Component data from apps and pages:
---

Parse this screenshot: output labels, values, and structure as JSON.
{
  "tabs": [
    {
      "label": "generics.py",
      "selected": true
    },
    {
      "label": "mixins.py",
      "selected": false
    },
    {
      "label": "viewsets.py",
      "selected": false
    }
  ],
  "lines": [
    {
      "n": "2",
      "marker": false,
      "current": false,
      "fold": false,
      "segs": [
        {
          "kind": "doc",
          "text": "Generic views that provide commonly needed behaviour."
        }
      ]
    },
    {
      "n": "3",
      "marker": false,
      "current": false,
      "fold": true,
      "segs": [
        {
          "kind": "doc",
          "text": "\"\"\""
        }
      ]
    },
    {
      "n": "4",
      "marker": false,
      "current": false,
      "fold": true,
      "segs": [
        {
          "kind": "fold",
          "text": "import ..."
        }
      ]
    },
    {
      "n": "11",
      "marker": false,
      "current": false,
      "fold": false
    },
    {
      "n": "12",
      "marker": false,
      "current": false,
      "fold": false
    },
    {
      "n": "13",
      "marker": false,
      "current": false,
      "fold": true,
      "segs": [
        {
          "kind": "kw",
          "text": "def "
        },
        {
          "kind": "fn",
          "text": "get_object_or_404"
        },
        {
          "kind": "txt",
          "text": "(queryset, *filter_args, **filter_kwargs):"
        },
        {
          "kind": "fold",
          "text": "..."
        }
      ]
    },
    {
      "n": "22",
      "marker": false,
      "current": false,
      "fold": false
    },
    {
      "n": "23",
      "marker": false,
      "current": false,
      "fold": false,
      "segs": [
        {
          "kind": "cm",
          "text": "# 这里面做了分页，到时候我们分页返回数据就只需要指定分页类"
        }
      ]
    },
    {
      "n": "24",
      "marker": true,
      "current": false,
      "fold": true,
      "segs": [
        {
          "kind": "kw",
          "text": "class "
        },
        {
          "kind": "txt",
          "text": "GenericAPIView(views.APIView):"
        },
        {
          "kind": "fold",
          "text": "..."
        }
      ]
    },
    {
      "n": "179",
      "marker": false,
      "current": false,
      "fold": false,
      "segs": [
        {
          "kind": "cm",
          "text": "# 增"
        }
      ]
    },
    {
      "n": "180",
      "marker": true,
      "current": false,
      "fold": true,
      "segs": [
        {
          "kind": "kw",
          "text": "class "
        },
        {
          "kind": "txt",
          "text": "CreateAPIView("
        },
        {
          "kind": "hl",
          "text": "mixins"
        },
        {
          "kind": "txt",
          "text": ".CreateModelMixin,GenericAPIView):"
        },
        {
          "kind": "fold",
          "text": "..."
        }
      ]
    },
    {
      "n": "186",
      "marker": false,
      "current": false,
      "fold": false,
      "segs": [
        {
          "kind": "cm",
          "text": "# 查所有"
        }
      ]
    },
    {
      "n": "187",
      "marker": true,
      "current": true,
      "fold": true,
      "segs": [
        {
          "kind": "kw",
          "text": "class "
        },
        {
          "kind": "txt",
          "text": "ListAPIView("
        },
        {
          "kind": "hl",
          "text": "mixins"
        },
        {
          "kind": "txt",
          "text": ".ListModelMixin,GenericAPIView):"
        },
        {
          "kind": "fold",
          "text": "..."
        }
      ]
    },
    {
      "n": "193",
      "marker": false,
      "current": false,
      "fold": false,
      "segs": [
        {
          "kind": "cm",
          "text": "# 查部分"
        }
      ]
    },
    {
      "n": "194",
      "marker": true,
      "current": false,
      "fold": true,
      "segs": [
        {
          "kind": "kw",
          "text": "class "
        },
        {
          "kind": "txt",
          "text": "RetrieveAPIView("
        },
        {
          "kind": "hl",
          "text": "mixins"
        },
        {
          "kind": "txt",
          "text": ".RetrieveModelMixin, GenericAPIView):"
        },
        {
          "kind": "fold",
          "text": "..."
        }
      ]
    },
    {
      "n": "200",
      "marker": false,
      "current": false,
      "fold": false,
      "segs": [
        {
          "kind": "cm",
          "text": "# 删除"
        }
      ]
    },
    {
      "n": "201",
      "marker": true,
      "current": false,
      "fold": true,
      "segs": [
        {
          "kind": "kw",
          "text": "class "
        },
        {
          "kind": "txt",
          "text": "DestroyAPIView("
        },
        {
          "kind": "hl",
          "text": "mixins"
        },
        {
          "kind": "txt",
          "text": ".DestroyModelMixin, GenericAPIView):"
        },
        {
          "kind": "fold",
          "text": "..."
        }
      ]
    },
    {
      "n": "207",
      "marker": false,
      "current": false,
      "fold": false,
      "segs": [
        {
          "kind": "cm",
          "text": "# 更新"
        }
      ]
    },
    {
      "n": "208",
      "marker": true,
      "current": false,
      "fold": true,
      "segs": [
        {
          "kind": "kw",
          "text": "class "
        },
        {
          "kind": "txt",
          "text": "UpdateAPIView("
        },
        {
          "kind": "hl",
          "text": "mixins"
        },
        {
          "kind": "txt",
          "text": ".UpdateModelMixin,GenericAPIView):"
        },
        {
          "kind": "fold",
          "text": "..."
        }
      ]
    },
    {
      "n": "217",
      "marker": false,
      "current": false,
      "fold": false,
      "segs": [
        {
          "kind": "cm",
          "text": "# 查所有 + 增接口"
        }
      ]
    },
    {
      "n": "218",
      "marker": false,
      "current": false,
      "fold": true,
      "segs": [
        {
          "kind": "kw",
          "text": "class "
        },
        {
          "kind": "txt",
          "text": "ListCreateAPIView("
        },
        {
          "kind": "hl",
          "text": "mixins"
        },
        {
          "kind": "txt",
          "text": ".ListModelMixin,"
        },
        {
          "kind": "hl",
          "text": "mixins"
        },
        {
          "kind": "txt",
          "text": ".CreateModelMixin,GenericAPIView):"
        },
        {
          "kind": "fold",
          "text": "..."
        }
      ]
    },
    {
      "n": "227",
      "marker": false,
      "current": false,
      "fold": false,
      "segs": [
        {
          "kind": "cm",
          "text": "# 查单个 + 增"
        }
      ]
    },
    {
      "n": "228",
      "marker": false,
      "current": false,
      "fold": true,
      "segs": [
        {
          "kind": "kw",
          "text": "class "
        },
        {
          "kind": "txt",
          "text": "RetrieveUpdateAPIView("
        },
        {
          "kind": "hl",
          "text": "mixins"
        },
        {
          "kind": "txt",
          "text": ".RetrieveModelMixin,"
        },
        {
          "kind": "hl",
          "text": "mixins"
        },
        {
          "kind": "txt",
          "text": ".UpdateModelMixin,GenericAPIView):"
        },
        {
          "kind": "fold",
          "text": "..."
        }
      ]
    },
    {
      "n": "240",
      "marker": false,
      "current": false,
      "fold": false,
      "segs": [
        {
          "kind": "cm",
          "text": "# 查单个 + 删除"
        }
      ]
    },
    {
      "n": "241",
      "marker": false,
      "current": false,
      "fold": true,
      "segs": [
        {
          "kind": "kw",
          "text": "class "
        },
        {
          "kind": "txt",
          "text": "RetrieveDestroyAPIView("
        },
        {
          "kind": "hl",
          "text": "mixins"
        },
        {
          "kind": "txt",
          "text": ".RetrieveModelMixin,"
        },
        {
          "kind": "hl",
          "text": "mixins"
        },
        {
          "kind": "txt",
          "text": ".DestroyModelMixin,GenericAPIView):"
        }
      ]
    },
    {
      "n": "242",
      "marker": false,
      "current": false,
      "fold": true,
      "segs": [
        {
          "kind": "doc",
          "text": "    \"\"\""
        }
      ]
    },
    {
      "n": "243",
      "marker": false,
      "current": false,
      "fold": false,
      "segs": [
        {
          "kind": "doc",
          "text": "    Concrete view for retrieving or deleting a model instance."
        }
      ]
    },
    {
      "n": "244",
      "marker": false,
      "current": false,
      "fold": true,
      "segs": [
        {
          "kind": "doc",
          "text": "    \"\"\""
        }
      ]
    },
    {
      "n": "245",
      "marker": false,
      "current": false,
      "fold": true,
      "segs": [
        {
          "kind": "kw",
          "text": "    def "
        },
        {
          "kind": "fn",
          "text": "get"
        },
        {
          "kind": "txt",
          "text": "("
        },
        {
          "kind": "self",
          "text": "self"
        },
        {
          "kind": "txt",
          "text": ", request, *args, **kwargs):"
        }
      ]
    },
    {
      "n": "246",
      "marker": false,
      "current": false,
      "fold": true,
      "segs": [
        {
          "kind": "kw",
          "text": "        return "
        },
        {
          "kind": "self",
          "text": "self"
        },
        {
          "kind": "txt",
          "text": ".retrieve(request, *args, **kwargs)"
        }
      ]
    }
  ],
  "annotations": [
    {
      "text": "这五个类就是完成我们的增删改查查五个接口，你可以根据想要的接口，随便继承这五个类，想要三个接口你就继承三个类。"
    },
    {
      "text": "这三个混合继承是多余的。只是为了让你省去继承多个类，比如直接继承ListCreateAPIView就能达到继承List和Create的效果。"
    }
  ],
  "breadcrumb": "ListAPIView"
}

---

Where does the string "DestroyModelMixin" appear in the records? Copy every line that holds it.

          "text": ".DestroyModelMixin, GenericAPIView):"
          "text": ".DestroyModelMixin,GenericAPIView):"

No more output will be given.